I was throwing around some ideas with colleagues about how we detect Python installations on Windows from within Visual Studio, and it came up that there are many Python distros that install into different locations but write the same registry entries. (I knew about this, of course, but this time I decided to do something.)
So here is a rough proposal to standardise the registry keys that can be set on Windows in a way that (a) lets other installers besides the official ones have equal footing, (b) provides consistent search and resolution semantics for tools, and (c) includes slightly more rich metadata (such as display names and URLs). Presented in PEP-like form here, but if feedback suggests just putting it in the docs I'm okay with that too. It is fully backwards compatible with official releases of Python (at least back to 2.5, possibly further) and does not require modifications to Python or the official installer - it is purely codifying a superset of what we already do.
Any and all feedback welcomed, especially from the owners of other distros, Python implementations or tools on the list.
Just wanted to quickly point out another use of the WIndows registry in Python: WindowsRegistryFinder . This is an import "meta-path" finder that locates modules declared (*not* defined) in the registry. I'm not familiar with the Windows registry nor do I know if anyone is using this finder. That said, ISTM the finder's use of the registry does not face quite the same challenges you've described in the proposal. I expect Martin von Löwis could explain more as he was involved with adding the finder.

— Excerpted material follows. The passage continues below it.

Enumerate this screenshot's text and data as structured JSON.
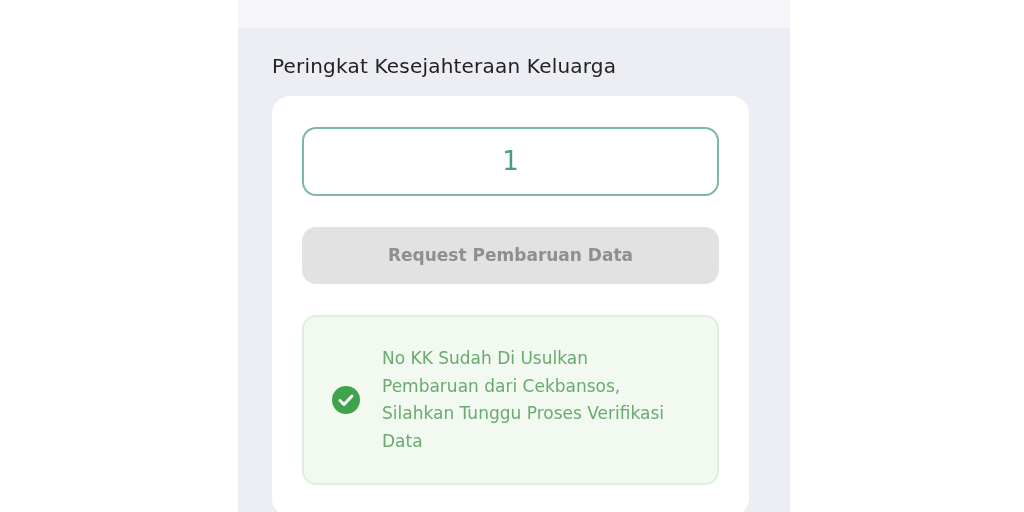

Just wanted to throw that out there, particularly if there's a chance of the finder's registry keys conflicting in some way.